How to complete this task: Show each line of the entries below in which the word "getServletConfig" appears.

Data to examine:
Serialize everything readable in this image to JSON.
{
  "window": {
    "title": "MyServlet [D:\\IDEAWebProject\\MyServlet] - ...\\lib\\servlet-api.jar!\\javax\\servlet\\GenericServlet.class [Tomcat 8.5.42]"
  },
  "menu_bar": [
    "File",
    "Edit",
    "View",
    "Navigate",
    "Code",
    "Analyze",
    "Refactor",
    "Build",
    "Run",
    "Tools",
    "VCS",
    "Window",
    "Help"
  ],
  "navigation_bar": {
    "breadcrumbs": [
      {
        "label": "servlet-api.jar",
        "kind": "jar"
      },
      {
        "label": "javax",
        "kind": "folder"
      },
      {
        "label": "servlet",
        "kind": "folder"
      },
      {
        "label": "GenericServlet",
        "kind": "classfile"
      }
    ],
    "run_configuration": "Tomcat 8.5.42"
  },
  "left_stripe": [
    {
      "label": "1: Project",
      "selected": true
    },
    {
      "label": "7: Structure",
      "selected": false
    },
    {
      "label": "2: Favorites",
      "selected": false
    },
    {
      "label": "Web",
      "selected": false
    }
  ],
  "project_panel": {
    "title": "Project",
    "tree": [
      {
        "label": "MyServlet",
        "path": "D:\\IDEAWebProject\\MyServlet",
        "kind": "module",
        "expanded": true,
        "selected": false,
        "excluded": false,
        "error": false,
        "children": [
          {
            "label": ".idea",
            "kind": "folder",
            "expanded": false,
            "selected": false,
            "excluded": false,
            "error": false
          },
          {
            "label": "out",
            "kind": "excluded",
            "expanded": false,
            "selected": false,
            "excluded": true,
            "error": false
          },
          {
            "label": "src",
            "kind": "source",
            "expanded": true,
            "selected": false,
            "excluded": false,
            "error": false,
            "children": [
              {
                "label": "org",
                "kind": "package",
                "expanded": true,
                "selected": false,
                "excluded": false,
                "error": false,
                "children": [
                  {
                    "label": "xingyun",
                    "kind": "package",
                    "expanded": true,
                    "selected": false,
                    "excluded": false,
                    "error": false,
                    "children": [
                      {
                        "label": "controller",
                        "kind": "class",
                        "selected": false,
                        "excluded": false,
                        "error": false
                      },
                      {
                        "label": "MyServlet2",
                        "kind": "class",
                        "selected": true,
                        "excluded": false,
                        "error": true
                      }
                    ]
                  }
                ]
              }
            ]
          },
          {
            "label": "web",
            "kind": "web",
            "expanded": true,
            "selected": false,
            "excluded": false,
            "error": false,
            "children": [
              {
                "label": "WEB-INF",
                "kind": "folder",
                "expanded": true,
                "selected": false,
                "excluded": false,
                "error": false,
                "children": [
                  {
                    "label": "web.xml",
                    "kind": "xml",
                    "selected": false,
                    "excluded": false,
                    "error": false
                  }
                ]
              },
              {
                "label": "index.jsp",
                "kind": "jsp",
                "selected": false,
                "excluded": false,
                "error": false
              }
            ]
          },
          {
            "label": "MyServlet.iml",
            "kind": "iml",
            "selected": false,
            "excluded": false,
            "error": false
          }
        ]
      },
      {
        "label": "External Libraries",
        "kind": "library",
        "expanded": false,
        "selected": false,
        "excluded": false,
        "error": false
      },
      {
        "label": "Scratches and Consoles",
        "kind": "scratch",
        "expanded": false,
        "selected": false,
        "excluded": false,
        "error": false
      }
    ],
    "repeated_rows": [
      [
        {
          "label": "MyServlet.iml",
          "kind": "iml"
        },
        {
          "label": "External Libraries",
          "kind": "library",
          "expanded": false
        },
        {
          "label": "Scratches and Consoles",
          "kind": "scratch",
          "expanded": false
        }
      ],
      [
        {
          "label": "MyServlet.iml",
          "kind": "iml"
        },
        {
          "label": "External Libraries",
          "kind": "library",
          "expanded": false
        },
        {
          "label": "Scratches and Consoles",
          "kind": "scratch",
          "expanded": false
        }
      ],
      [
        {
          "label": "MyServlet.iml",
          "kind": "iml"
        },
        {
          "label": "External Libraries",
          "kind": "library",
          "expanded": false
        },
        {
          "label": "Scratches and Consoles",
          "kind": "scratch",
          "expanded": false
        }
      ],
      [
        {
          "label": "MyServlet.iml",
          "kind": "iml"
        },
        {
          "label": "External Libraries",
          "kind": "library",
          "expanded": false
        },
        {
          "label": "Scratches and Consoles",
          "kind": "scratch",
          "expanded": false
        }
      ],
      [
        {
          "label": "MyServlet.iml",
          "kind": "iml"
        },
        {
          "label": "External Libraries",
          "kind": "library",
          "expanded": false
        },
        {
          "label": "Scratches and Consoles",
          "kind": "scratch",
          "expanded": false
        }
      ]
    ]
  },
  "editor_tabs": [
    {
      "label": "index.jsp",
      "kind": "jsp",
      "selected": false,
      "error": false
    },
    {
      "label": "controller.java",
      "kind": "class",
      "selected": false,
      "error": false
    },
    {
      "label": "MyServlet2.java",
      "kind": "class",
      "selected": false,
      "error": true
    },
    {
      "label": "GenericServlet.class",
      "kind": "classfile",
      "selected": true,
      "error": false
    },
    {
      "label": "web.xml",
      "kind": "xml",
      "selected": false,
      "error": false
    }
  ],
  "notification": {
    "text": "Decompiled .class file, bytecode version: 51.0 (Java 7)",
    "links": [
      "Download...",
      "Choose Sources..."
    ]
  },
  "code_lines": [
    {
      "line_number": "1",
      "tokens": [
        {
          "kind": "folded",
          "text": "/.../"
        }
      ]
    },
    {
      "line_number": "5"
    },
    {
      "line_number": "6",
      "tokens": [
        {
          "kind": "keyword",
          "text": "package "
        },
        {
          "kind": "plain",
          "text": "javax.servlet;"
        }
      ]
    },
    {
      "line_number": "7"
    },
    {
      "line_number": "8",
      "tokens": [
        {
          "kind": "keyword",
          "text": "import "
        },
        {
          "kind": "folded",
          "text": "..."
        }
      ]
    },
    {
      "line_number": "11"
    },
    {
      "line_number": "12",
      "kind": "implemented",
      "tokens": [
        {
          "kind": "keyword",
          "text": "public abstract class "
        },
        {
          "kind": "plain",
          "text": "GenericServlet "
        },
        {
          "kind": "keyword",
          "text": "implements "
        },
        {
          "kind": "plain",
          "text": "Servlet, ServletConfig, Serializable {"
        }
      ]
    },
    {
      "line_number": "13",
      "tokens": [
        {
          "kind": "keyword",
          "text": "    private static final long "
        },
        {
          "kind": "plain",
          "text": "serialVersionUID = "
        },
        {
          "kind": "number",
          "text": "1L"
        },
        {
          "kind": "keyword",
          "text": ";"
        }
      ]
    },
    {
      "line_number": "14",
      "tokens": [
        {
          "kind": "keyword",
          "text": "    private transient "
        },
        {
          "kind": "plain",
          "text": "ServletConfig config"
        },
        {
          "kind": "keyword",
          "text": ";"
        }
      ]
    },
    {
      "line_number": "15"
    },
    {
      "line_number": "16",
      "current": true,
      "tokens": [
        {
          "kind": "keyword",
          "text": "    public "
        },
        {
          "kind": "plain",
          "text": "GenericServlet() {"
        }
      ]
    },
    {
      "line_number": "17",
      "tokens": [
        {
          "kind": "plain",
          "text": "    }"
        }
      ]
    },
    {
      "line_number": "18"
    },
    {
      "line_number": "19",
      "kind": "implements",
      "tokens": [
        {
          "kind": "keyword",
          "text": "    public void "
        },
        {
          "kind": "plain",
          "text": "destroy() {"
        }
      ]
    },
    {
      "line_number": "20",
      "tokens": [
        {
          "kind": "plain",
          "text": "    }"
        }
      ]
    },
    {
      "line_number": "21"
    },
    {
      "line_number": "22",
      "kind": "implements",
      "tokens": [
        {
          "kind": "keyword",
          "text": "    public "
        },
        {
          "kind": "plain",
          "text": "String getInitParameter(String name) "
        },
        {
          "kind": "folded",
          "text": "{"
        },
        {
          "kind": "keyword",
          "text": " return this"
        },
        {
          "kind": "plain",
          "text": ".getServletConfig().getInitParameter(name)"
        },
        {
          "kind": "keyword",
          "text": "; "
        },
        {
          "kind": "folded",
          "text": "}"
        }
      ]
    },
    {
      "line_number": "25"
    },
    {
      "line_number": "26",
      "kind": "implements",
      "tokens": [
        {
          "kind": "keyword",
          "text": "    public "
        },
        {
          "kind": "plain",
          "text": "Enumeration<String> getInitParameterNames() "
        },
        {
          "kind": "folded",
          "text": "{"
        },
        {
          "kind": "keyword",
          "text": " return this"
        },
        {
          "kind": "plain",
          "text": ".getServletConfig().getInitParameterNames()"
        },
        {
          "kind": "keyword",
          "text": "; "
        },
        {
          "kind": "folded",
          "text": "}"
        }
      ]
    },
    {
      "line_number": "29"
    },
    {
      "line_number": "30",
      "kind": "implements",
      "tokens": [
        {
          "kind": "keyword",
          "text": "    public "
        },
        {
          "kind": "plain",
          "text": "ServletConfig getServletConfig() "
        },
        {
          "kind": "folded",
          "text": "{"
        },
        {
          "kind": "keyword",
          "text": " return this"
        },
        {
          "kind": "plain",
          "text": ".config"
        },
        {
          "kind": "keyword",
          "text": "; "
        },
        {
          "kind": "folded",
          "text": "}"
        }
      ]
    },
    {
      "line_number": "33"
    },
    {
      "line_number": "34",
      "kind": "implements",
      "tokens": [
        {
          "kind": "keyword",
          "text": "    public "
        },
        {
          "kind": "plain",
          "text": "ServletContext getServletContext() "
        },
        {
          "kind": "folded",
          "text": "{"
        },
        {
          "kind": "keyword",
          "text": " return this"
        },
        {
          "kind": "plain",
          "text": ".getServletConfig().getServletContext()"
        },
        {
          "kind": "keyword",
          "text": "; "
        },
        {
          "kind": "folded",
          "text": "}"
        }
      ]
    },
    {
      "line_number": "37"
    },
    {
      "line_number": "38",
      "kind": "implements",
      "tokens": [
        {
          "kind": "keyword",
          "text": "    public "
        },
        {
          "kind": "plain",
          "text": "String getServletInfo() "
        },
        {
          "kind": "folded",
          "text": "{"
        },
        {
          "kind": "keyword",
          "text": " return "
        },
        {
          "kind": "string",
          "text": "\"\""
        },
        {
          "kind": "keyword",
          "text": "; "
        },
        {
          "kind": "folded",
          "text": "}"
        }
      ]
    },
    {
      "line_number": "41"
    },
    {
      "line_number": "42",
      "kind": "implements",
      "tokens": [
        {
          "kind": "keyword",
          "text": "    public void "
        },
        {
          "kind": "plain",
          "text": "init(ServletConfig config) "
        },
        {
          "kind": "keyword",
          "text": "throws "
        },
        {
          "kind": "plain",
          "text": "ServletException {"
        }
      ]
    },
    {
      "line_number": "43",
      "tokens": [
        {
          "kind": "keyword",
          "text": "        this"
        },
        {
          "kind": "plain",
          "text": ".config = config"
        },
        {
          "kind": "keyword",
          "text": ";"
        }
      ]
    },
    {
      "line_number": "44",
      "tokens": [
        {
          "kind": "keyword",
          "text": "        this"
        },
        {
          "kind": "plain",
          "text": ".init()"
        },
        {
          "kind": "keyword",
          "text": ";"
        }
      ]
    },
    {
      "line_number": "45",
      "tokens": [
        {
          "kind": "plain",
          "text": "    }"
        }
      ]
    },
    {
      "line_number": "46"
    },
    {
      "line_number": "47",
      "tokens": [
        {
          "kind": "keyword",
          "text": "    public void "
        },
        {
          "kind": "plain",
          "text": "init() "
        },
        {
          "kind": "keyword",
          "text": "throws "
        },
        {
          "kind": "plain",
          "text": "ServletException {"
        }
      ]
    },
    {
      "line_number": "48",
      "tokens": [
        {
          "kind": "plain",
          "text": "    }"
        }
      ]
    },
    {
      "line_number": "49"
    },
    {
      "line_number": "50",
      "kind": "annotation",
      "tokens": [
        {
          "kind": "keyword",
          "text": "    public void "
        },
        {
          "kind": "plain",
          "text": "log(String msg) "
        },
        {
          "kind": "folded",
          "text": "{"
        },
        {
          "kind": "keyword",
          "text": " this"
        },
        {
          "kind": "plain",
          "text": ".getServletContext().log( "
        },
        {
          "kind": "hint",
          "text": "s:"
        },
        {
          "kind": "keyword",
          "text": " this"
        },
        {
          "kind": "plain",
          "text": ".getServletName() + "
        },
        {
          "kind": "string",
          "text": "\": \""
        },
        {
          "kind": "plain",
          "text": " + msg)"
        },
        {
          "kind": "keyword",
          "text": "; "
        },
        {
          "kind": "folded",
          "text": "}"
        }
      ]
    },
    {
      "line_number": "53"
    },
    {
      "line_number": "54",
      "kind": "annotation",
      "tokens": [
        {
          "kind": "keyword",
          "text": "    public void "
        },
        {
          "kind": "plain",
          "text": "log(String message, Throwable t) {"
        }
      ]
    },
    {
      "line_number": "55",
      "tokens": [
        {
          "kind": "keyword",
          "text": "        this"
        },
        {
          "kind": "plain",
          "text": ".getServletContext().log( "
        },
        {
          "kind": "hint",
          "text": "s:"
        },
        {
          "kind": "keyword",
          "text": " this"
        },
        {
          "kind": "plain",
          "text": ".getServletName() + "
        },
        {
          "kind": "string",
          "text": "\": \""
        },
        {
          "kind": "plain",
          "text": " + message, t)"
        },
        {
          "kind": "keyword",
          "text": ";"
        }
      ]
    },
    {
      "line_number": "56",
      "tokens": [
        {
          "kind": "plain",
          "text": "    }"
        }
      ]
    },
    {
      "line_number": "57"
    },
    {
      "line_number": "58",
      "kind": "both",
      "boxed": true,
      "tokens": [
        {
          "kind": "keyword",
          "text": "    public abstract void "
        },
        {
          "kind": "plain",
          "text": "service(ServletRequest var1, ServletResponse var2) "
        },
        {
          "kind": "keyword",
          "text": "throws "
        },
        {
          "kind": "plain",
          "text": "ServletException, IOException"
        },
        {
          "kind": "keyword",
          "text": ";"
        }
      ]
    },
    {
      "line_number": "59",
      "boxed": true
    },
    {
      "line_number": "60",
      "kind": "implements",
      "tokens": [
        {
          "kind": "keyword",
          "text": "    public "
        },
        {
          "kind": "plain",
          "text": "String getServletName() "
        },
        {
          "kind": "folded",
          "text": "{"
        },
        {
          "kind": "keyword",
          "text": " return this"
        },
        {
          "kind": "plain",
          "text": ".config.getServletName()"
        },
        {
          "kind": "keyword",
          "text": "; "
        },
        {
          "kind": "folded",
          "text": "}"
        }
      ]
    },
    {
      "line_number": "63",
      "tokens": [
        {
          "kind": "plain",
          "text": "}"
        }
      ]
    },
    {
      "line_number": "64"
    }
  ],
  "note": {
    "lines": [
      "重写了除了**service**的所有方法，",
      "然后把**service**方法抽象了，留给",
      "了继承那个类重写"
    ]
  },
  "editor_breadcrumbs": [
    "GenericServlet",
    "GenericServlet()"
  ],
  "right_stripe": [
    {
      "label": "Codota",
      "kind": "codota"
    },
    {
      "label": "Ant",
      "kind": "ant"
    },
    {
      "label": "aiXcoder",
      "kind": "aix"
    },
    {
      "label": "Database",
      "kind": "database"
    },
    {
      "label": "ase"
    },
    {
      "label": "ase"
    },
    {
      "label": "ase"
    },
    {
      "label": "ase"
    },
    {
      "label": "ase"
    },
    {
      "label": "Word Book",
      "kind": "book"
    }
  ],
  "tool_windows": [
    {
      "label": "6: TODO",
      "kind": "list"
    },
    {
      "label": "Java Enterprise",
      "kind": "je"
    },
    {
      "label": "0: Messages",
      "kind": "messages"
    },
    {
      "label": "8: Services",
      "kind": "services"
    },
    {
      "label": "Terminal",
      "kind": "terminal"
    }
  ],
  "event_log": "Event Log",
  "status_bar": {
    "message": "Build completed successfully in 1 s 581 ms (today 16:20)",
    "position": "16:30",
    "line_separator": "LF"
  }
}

Task answer:
          "text": ".getServletConfig().getInitParameter(name)"
          "text": ".getServletConfig().getInitParameterNames()"
          "text": "ServletConfig getServletConfig() "
          "text": ".getServletConfig().getServletContext()"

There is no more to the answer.